• [Instructions for the task] Where "this" occurs in a line of the entries below, copy that line.

○ ○ ○ ○

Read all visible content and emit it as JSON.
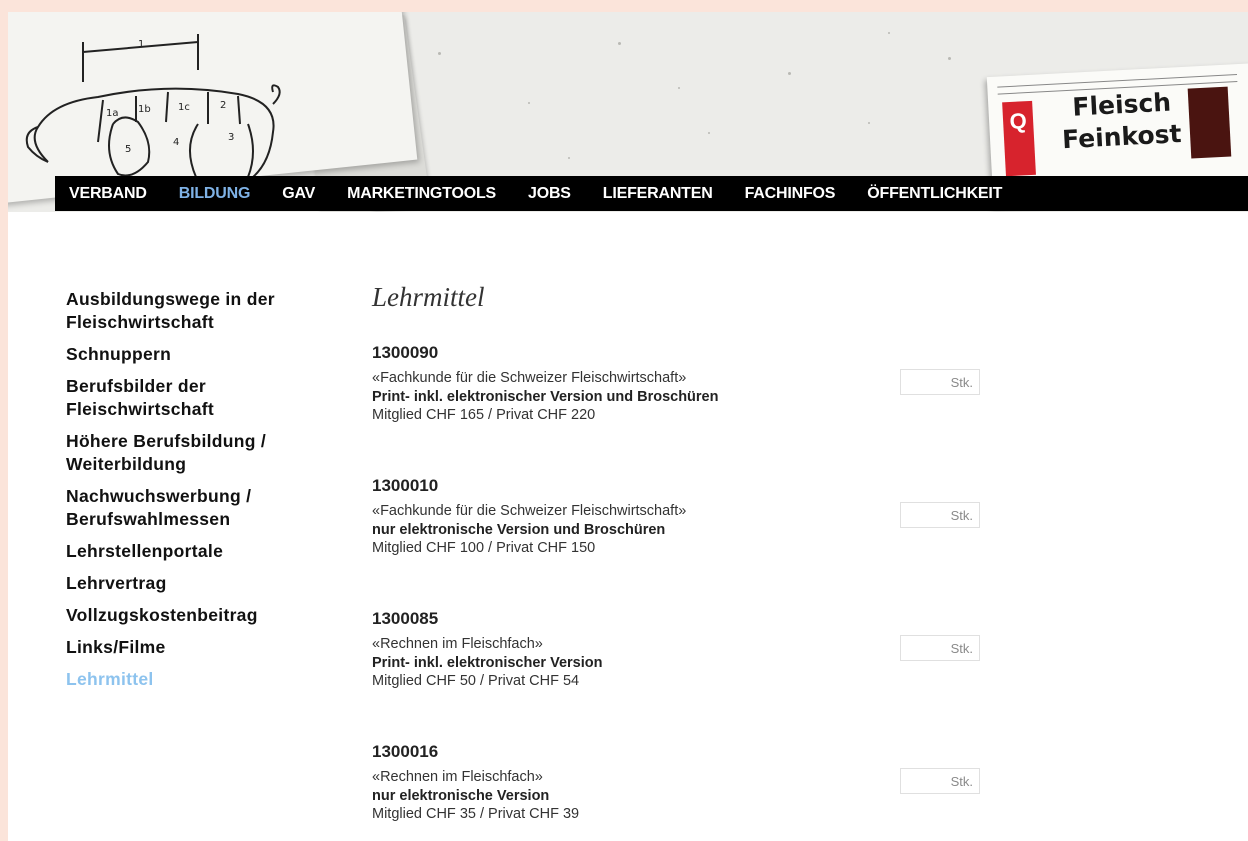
{
  "header": {
    "newspaper_title_line1": "Fleisch",
    "newspaper_title_line2": "Feinkost",
    "newspaper_logo_letter": "Q"
  },
  "nav": {
    "items": [
      {
        "label": "VERBAND",
        "active": false
      },
      {
        "label": "BILDUNG",
        "active": true
      },
      {
        "label": "GAV",
        "active": false
      },
      {
        "label": "MARKETINGTOOLS",
        "active": false
      },
      {
        "label": "JOBS",
        "active": false
      },
      {
        "label": "LIEFERANTEN",
        "active": false
      },
      {
        "label": "FACHINFOS",
        "active": false
      },
      {
        "label": "ÖFFENTLICHKEIT",
        "active": false
      }
    ],
    "active_color": "#7fb2e6"
  },
  "sidebar": {
    "items": [
      {
        "label": "Ausbildungswege in der Fleischwirtschaft"
      },
      {
        "label": "Schnuppern"
      },
      {
        "label": "Berufsbilder der Fleischwirtschaft"
      },
      {
        "label": "Höhere Berufsbildung / Weiterbildung"
      },
      {
        "label": "Nachwuchswerbung / Berufswahlmessen"
      },
      {
        "label": "Lehrstellenportale"
      },
      {
        "label": "Lehrvertrag"
      },
      {
        "label": "Vollzugskostenbeitrag"
      },
      {
        "label": "Links/Filme"
      },
      {
        "label": "Lehrmittel"
      }
    ],
    "active_color": "#8dc3ee"
  },
  "main": {
    "title": "Lehrmittel",
    "products": [
      {
        "code": "1300090",
        "name": "«Fachkunde für die Schweizer Fleischwirtschaft»",
        "variant": "Print- inkl. elektronischer Version und Broschüren",
        "price": "Mitglied CHF 165 / Privat CHF 220",
        "qty_value": "",
        "qty_placeholder": "Stk."
      },
      {
        "code": "1300010",
        "name": "«Fachkunde für die Schweizer Fleischwirtschaft»",
        "variant": "nur elektronische Version und Broschüren",
        "price": "Mitglied CHF 100 / Privat CHF 150",
        "qty_value": "",
        "qty_placeholder": "Stk."
      },
      {
        "code": "1300085",
        "name": "«Rechnen im Fleischfach»",
        "variant": "Print- inkl. elektronischer Version",
        "price": "Mitglied CHF 50 / Privat CHF 54",
        "qty_value": "",
        "qty_placeholder": "Stk."
      },
      {
        "code": "1300016",
        "name": "«Rechnen im Fleischfach»",
        "variant": "nur elektronische Version",
        "price": "Mitglied CHF 35 / Privat CHF 39",
        "qty_value": "",
        "qty_placeholder": "Stk."
      }
    ]
  },
  "colors": {
    "page_background": "#fbe4da",
    "nav_background": "#000000"
  }
}
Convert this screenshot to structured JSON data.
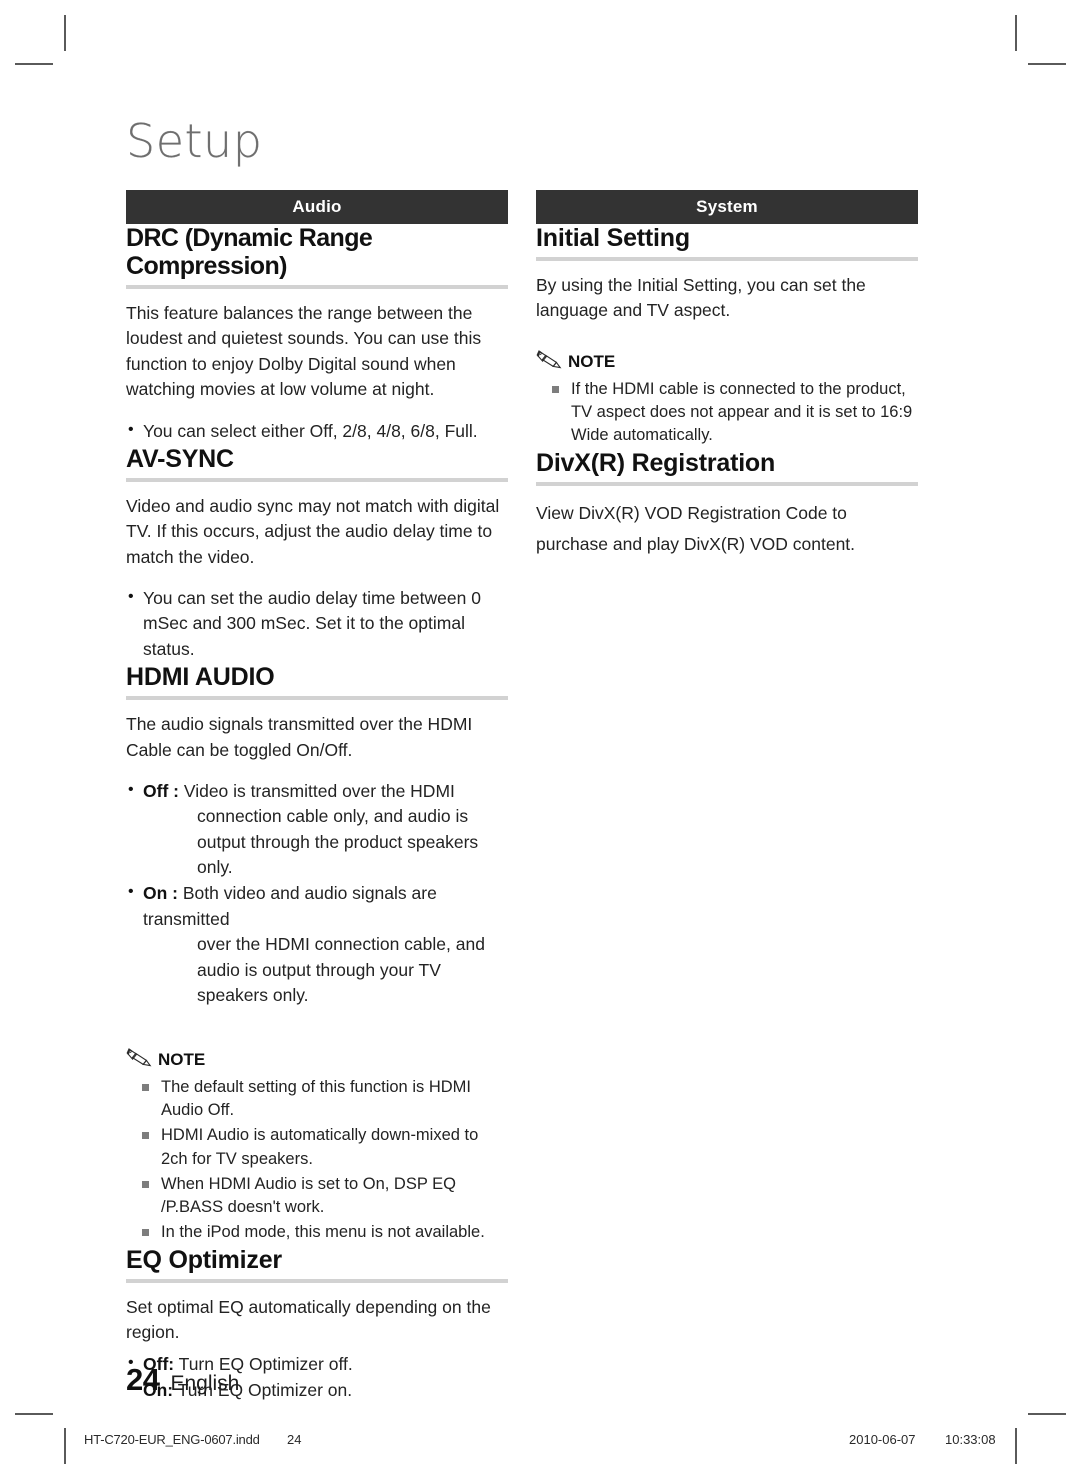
{
  "page": {
    "title": "Setup",
    "page_number": "24",
    "language": "English"
  },
  "left_column": {
    "banner": "Audio",
    "sections": [
      {
        "heading": "DRC (Dynamic Range Compression)",
        "paragraph": "This feature balances the range between the loudest and quietest sounds. You can use this function to enjoy Dolby Digital sound when watching movies at low volume at night.",
        "bullets": [
          {
            "text": "You can select either Off, 2/8, 4/8, 6/8, Full."
          }
        ]
      },
      {
        "heading": "AV-SYNC",
        "paragraph": "Video and audio sync may not match with digital TV. If this occurs, adjust the audio delay time to match the video.",
        "bullets": [
          {
            "text": "You can set the audio delay time between 0 mSec and 300 mSec. Set it to the optimal status."
          }
        ]
      },
      {
        "heading": "HDMI AUDIO",
        "paragraph": "The audio signals transmitted over the HDMI Cable can be toggled On/Off.",
        "bullets": [
          {
            "label": "Off :",
            "text": "Video is transmitted over the HDMI",
            "indent": "connection cable only, and audio is output through the product speakers only."
          },
          {
            "label": "On :",
            "text": "Both video and audio signals are transmitted",
            "indent": "over the HDMI connection cable, and audio is output through your TV speakers only."
          }
        ],
        "note": {
          "icon": "pencil-icon",
          "title": "NOTE",
          "items": [
            "The default setting of this function is HDMI Audio Off.",
            "HDMI Audio is automatically down-mixed to 2ch for TV speakers.",
            "When HDMI Audio is set to On, DSP EQ /P.BASS doesn't work.",
            "In the iPod mode, this menu is not available."
          ]
        }
      },
      {
        "heading": "EQ Optimizer",
        "paragraph": "Set optimal EQ automatically depending on the region.",
        "bullets": [
          {
            "label": "Off:",
            "text": "Turn EQ Optimizer off."
          },
          {
            "label": "On:",
            "text": "Turn EQ Optimizer on."
          }
        ]
      }
    ]
  },
  "right_column": {
    "banner": "System",
    "sections": [
      {
        "heading": "Initial Setting",
        "paragraph": "By using the Initial Setting, you can set the language and TV aspect.",
        "note": {
          "icon": "pencil-icon",
          "title": "NOTE",
          "items": [
            "If the HDMI cable is connected to the product, TV aspect does not appear and it is set to 16:9 Wide automatically."
          ]
        }
      },
      {
        "heading": "DivX(R) Registration",
        "paragraph": "View DivX(R) VOD Registration Code to purchase and play DivX(R) VOD content."
      }
    ]
  },
  "print_footer": {
    "filename": "HT-C720-EUR_ENG-0607.indd",
    "page": "24",
    "date": "2010-06-07",
    "time": "10:33:08"
  },
  "colors": {
    "banner_background": "#333333",
    "banner_text": "#ffffff",
    "heading_rule": "#d2d2d2",
    "title_text": "#6e6e6e",
    "body_text": "#232323",
    "crop_mark": "#5a5a5a"
  }
}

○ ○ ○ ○

• [Solved exercise]
Convert this screenshot to structured JSON data.
        "paragraph": "This feature balances the range between the loudest and quietest sounds. You can use this function to enjoy Dolby Digital sound when watching movies at low volume at night.",
        "paragraph": "Video and audio sync may not match with digital TV. If this occurs, adjust the audio delay time to match the video.",
            "The default setting of this function is HDMI Audio Off.",
            "In the iPod mode, this menu is not available."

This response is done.